The distance between joy and sorrow is razor thin. He had come to help me celebrate my wedding. He and his wife were old friends. I had conducted their wedding. Their maid was away and the babysitter was not available and they had three young children. But they had come all the way anyway, from KL to Singapore with the two older ones. They were good friends.
The wedding had been a joyous affair with the kind of joy possible only when one is surrounded by dear friends. The next evening his mother was killed in a car accident. A text message gave me the news. I was stunned. And was reminded afresh that the distance between joy and sorrow is razor thin.
This was not a new lesson. Bernice (the classy lady now my wife) and I had lost our first spouses to cancer. I had gone through a divorce as well. We were well acquainted with the sorrows of a fallen world. But a joyous wedding had also reminded us that there was much joy in life too.
Still there is no escaping the reality that joy and sorrow, life and death, laughter and tears, are all part of the tapestry of life this side of heaven. Which is why I really appreciated the sermon I heard last Sunday.

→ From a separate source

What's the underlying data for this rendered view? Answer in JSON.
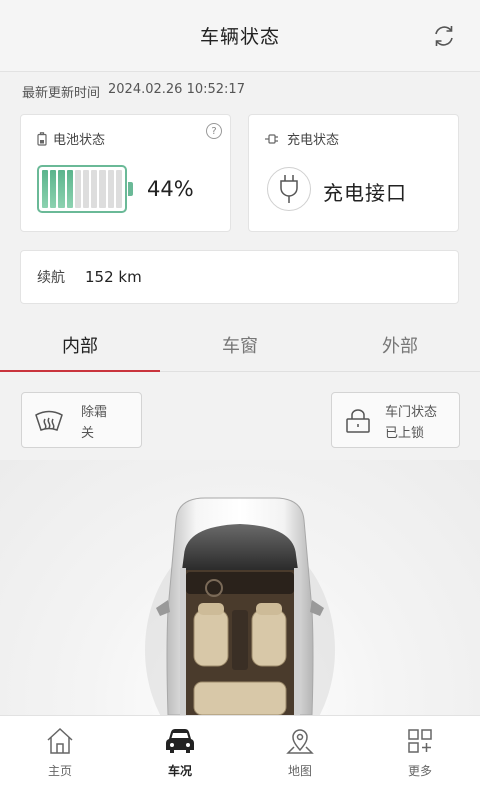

The speaker, I’Ching Thomas of RZIM, had reminded us that the gospel is not just about ideas and concepts. It is rooted in history. It looks back to the historical reality of the resurrection. And it looks forward to the new heaven and the new earth. In the words of John:
Then I saw ‘a new heaven and a new earth,’ for the first heaven and the first earth had passed away, and there was no longer any sea. I saw the Holy City, the new Jerusalem, coming down out of heaven from God, prepared as a bride beautifully dressed for her husband. And I heard a loud voice from the throne saying, ‘Look! God’s dwelling place is now among the people, and he will dwell with them. They will be his people, and God himself will be with them and be their God. He will wipe every tear from their eyes. There will be no more death or mourning or crying or pain, for the old order of things has passed away.’ He who was seated on the throne said, ‘I am making everything new!’ Then he said, ‘Write this down, for these words are trustworthy and true.’ ” [Revelation 21:1-5 TNIV]
I’Ching reminded us that our gospel had often been too reductionistic, reduced to four basic facts, a promise of some two dimensional new life here on earth, and hardly a mention of the new heavens and the new earth yet to come, with its robust picture of a completed shalom, when there will be “no more death or mourning or crying or pain.”
It doesn’t help that a relatively wealthy middle class church finds its heart fairly anchored in this life and doesn’t feel the need to reflect seriously about the final outcome of history and the contours of the eschaton. Thus we find ourselves poorly armed to face the tragedies of life that come to all of us whatever our stations in life.
One of the things we need to know as we face the joys and sorrows of this life is that it will not always be so. There will come a time when there will be no more sorrow. Sorrow’s days are numbered.
While she is with us, sorrow can still cut like a knife and stab you deep in the heart. Indeed some of sorrow’s wounds may be with us till the new heavens and the new earths. But it is in the knowing that there will be a day when sorrow will be no more that gives us the strength to carry on.
There is further encouragement as well. While sorrow and joy may coexist in this life, the hand of the Divine Author has often transformed sorrow into a womb for joy. His template and master stroke was the Cross. Out of deep sorrow and death came life and joy.
I met my bride Bernice at one of the lowest points of my life. My father lay dying in Penang. My two boys were facing major government examinations in Kuala Lumpur. And I had to take a workshop at a Leadership Conference in Singapore. It was an impossible time.
I had decided to publish my second book in Singapore. A common friend had introduced me to Armour Publishing and I met the publisher, Bernice, at the Leadership Conference. We discovered that we both liked mystery novels. A working relationship became friendship. And friendship became the foundation for love and marriage. But I had met Bernice at one of the lowest points of my life. The distance between joy and sorrow is razor thin.
In the face of the sorrows of life, we find strength in the hope of the new heavens and the new earth. We also find hope in the mystery of a God that brings joy out of sorrow. And we find encouragement from the friends that walk with us on the way.
I will look for a time to be with my friend as soon as I get home. Losing a parent is a deep loss under any circumstance. And I am profoundly grateful that by the grace of God I now have a very special friend by my side. Together we will all journey on till the day when sorrow will be no more.
Your brother, Soo-Inn Tan